We commented on the fourth servant song before, especially in the readings of Holy Week. This extract was chosen because it contains the key word “many”: “by his knowledge shall the righteous one, my servant, make many to be accounted righteous.”
In later Judaism, rabbinic comment interpreted “many” here to mean, not some, but all—that is, the nations of the world—thus ascribing universal significance to the servant’s work (in rabbinic interpretation, the servant was not the Messiah but Israel).
In the Christian application of this prophecy to Christ, the universality of his redeeming work is expressed by the use of “many” from the servant song, as in the Gospel reading for today (Mark 10:45).
Psalm 33 is a hymn of praise suitable for any occasion. The choice of verses for today does not appear to be motivated by anything in the readings, unless we are meant to have in mind the servant who waits for God’s vindication of him and his unmerited sufferings (First Reading).
These verses take up the theme of Christ’s full humanity, which was touched upon in the Second Reading two weeks ago. They affirm that Christ is fully qualified to be high priest because he shares our humanity, enabling him to sympathize with us in our weakness.
He knows what we are from his own personal experience. More than that, he has been tempted “in every respect” as we are, “yet without sinning.”
Are we supposed to take “in every respect” literally? Several writers have seized upon this phrase and extended it to include sexual temptation.
Now it is quite obvious that the author of Hebrews did not arrive at this conviction by examining every phase of our Lord’s inner life. The evidence was not at his disposal anyway, for the Gospel tradition shows practically no interest in the psychological experience of Jesus.
The case is similar to the ensuing phrase, “yet without sinning,” a conviction shared by other New Testament writers and therefore part of the common early Christian tradition. No one ever examined every overt act that our Lord did and concluded that he was sinless.

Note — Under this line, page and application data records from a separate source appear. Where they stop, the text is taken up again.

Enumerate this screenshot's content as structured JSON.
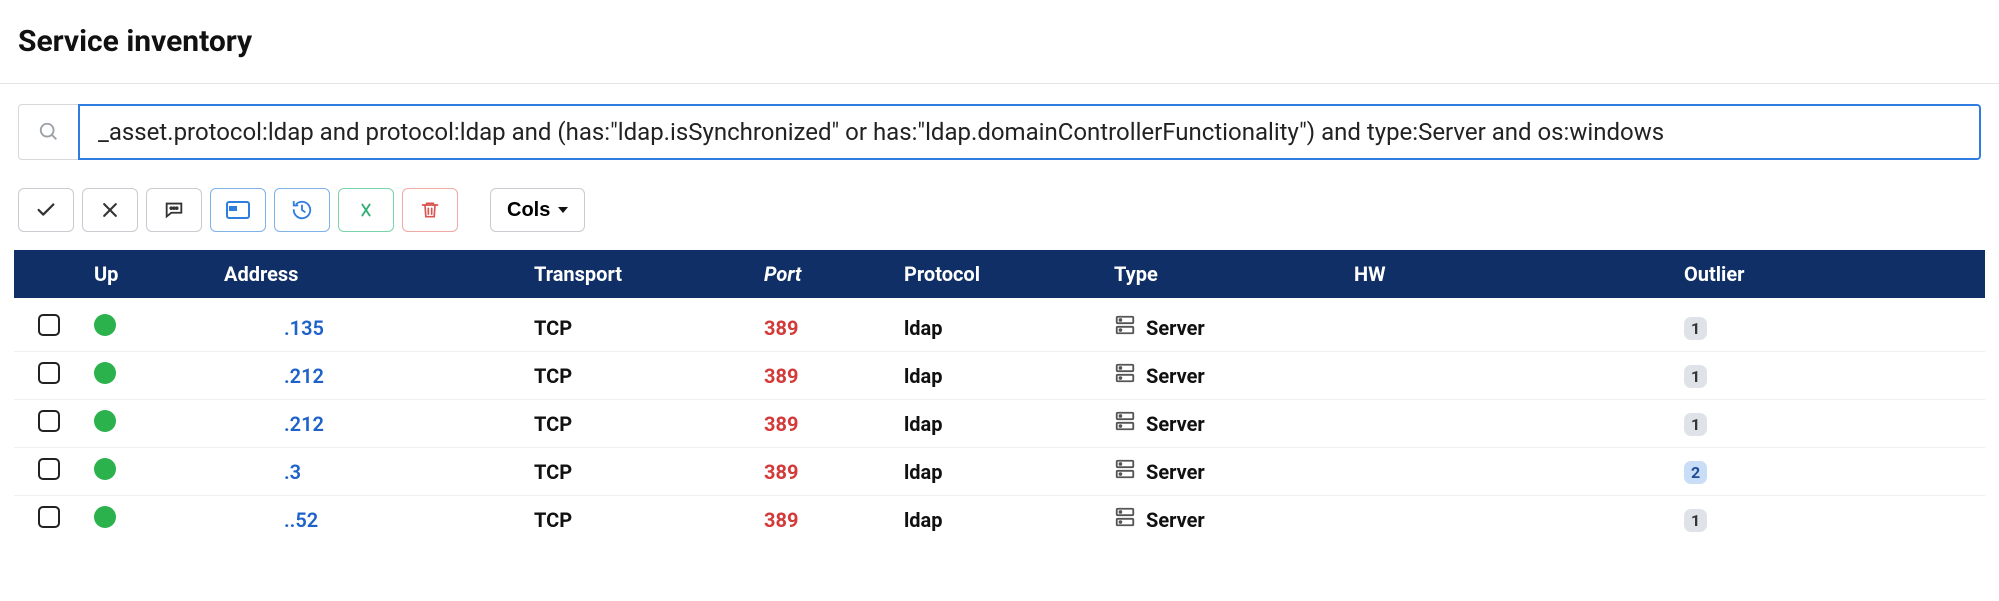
{
  "header": {
    "title": "Service inventory"
  },
  "search": {
    "value": "_asset.protocol:ldap and protocol:ldap and (has:\"ldap.isSynchronized\" or has:\"ldap.domainControllerFunctionality\") and type:Server and os:windows"
  },
  "toolbar": {
    "cols_label": "Cols"
  },
  "table": {
    "columns": {
      "up": "Up",
      "address": "Address",
      "transport": "Transport",
      "port": "Port",
      "protocol": "Protocol",
      "type": "Type",
      "hw": "HW",
      "outlier": "Outlier"
    },
    "rows": [
      {
        "up": true,
        "address": ".135",
        "transport": "TCP",
        "port": "389",
        "protocol": "ldap",
        "type": "Server",
        "hw": "",
        "outlier": "1",
        "outlier_style": "grey"
      },
      {
        "up": true,
        "address": ".212",
        "transport": "TCP",
        "port": "389",
        "protocol": "ldap",
        "type": "Server",
        "hw": "",
        "outlier": "1",
        "outlier_style": "grey"
      },
      {
        "up": true,
        "address": ".212",
        "transport": "TCP",
        "port": "389",
        "protocol": "ldap",
        "type": "Server",
        "hw": "",
        "outlier": "1",
        "outlier_style": "grey"
      },
      {
        "up": true,
        "address": ".3",
        "transport": "TCP",
        "port": "389",
        "protocol": "ldap",
        "type": "Server",
        "hw": "",
        "outlier": "2",
        "outlier_style": "blue"
      },
      {
        "up": true,
        "address": "..52",
        "transport": "TCP",
        "port": "389",
        "protocol": "ldap",
        "type": "Server",
        "hw": "",
        "outlier": "1",
        "outlier_style": "grey"
      }
    ]
  }
}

The clue to the meaning of these statements is to be found in the temptation stories in the Gospels. Each of these temptations was concerned with the fulfillment of Jesus’ role in salvation history—in post-Easter terms, with his messianic vocation.
The temptations were temptations to abandon that role and to follow a different line. Jesus’ sinlessness, accordingly, means his total commitment to his Father’s call to perform this unique function in salvation history.
Speculations as to whether Jesus underwent any temptations unrelated to his messianic vocation, though prompted by this rhetorical statement of Hebrews, is kerygmatically irrelevant for the New Testament.
If we ask, “was our Lord subject to sexual temptation?”—we are asking a question that the New Testament is not concerned to ask.
That may be disappointing to our post-Freudian world, but perhaps that in itself is a judgment upon our contemporary obsessions.
Two units of material comprise this passage—the Zebedees’ question and the saying about true greatness. The shorter form contains only the second of these units.
Before Mark, the Zebedees’ question was probably an independent piece of tradition whose preservation in the Church was due to a biographical interest in the fate of John.
Church tradition is ambiguous, part of it ascribing to John likewise an early martyrdom, the main stream identifying him with the author of the Johannine writings, who allegedly lived to a very old age.
Mark uses this traditional saying as an introduction to the saying on true greatness. It is part of Mark’s use of the disciples throughout his Gospel as symbols of the dangers to which the Church in his own day was exposed.
These dangers were twofold: a fascination with the “divine-man” Christology and dismay at the prospect of persecution. These two concerns provide the background for Mark’s use of the two elements of material at this point.
This story forms the climax of Mark’s central section (Mark 8:22-10:45), in which he counters the twin heresies afflicting his Church with the proclamation of Jesus as the Son of man who is to be crucified (as opposed to Christ as the divine man or miracle-worker), and the Christian life as a challenge to take up one’s cross and follow him.